func f() {
    var x int
    x = 1
    global = &x
}
Here, x is not garbage collected when the function f() returns. The reason is, it's still reachable from the variable global, which is a pointer to an int, or x. As global has a reference on it, the garbage collector knows not to clean it, as it will break global, and it's allocated on a heap, not on stack. 
func g() {
    y := new(int)
    *y = 1
}
In contrast, when the function g() returns, the variable *y becomes unreachable and can be garbage collected, as no other variable is holding a reference to it. The compiler allocates *y on the stack. 

Why does that matter?

In a garbage collected language, such as C# or Go, you may wonder why knowing when a variable is garbage collected is important while programming, when you have so many other things to keep in your head at the same time.

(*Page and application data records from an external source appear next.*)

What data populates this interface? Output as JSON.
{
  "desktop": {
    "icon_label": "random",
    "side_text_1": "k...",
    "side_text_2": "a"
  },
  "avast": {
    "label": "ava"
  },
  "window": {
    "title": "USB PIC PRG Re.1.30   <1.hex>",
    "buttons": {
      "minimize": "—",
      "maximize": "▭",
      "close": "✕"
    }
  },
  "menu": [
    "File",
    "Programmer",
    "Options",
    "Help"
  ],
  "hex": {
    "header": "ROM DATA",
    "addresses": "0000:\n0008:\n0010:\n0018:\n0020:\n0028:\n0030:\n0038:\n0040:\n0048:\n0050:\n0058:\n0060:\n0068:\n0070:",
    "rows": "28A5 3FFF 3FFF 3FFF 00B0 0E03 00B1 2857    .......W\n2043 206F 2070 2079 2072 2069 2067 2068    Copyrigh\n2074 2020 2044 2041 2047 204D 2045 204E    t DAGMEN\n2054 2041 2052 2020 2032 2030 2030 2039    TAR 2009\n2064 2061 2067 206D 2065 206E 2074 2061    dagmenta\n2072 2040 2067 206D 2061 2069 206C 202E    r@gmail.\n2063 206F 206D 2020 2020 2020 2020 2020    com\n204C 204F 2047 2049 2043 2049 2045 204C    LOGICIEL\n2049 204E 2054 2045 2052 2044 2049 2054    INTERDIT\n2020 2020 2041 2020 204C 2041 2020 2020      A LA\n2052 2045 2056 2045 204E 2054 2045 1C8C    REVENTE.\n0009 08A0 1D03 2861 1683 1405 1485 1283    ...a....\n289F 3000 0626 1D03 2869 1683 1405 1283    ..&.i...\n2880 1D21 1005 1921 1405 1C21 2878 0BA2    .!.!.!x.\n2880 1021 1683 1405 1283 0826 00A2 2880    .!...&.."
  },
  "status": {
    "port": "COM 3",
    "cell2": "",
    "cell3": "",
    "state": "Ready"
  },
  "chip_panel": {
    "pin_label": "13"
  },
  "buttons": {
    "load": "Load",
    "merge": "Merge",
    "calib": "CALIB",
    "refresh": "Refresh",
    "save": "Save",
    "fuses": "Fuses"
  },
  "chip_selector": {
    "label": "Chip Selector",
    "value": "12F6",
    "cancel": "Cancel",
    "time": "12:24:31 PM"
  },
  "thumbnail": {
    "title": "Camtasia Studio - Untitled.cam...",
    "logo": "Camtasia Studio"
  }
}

Well, though I don't need to explicitly allocate and free memory, as the GC is taking care of that, but to write efficient programs, I still need to be aware of the lifetime of the variables.

For example, keeping unnecessary pointers to short-lived large objects, especially global variables, I am preventing the garbage collector from cleaning up these objects, which are taking up space, either in my RAM, or on L1 or L2 cache memory. It might not matter when we have gigs of free RAM nowadays, but it does matter when programming for embedded devices where each and every byte of memory is scarce.

Now that I think of it, garbage collection seems like a wrong choice of words for such valuable piece of data as RAM. I think reclaiming memory expresses the intent better, than collecting garbage. What do you think?

Naming in Go

May 14 2020
Go takes a radically different approach to defining the visibility of members.

There is no "public" or "private" label for items. The case of the initial letter of the identifier determines the visibility of that item.

If the initial character is an upper case letter, the identifier is exported (public); otherwise it is not. 

  • upper case initial letter: Name is visible to clients of package
  • otherwise: name (or _Name) is not visible to clients of package
This rule applies to variables, types, functions, methods, constants, fields. That's all there is to it. 

There's also no method overloading. For a given type, there's only one method with that name. 

This results in clarity and readable programs. The code itself expresses the programmer's intent. 

I love Go. 

Learning Go

May 13 2020
While learning about Docker, I kept hearing about the Go programming language, and why it's so awesome, fast, fun, and productive, again and again. So finally, as my bedtime read, I started browsing through Brian Kernighan's book, The Go Programming Language.

I have to say that I am thoroughly impressed with both the language and the book. In contrast to other programming books, it doesn't introduce you to the syntax and the basic concepts such as loops, conditions, etc. right from the first chapter. Instead, it takes you through a series of small to medium sized, but very real and powerful programs, to give a feel for the language. Instead of spending few days immersing into the basic syntax of the language and learning the beginner topics, the reader can decide if they do want to program in this language, and if they do want to keep reading. I think it's similar to showing a teaser for a movie.
gopher
For me, it was a great, tasty teaser for the language, which does fit my brain nicely. I was hooked after reading the first few pages of the book. The syntax seemed too enticing to lay in my bed and just keep reading the examples. 

So, I turned on my PC at 11 pm, downloaded a fresh install of Go, and started programming. In a couple of hours, I had written programs from a simple 'Hello, world' to a full-fledged web server, including a concurrent URL processor. 

Go has its unique idioms and style. If only you can liberate yourself from your current programming language and look at Go with a fresh set of eyes and a clear mind, you'll find it easier to understand and appreciate the Go's elegance. 

After the head-first dive into the deep end of the sparkling blue ocean that is Go programming language, I am now looking forward to the second chapter of the book, which gives a much formal introduction to the language.